EXERCISE PROMPT: Please return every line of the records below that holds the word "true".

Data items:
.....

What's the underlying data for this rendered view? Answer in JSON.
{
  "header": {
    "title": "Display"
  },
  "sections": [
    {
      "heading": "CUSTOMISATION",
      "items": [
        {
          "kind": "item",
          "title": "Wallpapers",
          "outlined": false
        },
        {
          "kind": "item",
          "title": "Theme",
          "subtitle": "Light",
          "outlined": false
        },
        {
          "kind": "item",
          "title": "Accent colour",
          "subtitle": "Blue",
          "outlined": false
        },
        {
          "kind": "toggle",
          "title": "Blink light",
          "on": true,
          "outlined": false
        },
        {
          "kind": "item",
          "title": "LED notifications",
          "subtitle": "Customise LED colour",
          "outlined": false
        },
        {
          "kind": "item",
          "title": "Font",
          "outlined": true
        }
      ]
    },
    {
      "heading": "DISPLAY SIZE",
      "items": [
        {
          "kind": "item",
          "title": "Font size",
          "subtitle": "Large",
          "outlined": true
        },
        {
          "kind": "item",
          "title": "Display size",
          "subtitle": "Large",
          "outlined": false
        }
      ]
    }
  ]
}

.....

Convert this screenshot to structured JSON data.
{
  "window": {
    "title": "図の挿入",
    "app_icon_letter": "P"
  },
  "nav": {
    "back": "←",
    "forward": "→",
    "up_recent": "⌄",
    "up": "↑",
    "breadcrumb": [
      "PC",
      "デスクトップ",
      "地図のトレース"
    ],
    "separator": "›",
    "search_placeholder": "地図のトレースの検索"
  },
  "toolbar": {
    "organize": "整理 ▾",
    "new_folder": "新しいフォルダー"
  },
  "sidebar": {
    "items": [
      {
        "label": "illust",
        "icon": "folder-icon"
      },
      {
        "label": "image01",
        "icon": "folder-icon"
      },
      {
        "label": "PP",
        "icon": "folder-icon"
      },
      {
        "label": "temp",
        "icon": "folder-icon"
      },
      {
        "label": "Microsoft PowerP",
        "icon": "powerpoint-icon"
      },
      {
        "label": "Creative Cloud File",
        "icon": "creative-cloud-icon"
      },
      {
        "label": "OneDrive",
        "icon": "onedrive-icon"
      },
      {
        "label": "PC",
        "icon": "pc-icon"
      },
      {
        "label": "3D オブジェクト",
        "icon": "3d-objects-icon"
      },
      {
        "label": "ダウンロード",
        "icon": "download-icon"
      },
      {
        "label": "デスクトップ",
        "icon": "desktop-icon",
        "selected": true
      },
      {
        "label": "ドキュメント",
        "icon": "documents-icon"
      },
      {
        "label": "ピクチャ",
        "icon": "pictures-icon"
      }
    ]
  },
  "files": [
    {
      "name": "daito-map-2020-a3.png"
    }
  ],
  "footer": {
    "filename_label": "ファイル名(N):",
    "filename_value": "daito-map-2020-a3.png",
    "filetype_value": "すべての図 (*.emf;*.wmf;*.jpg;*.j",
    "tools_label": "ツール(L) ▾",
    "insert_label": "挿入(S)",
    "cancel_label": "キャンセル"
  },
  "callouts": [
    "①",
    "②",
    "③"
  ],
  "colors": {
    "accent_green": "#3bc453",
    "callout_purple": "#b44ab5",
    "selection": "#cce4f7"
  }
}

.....

EXERCISE OUTPUT:
          "on": true,
          "outlined": true
          "outlined": true
        "selected": true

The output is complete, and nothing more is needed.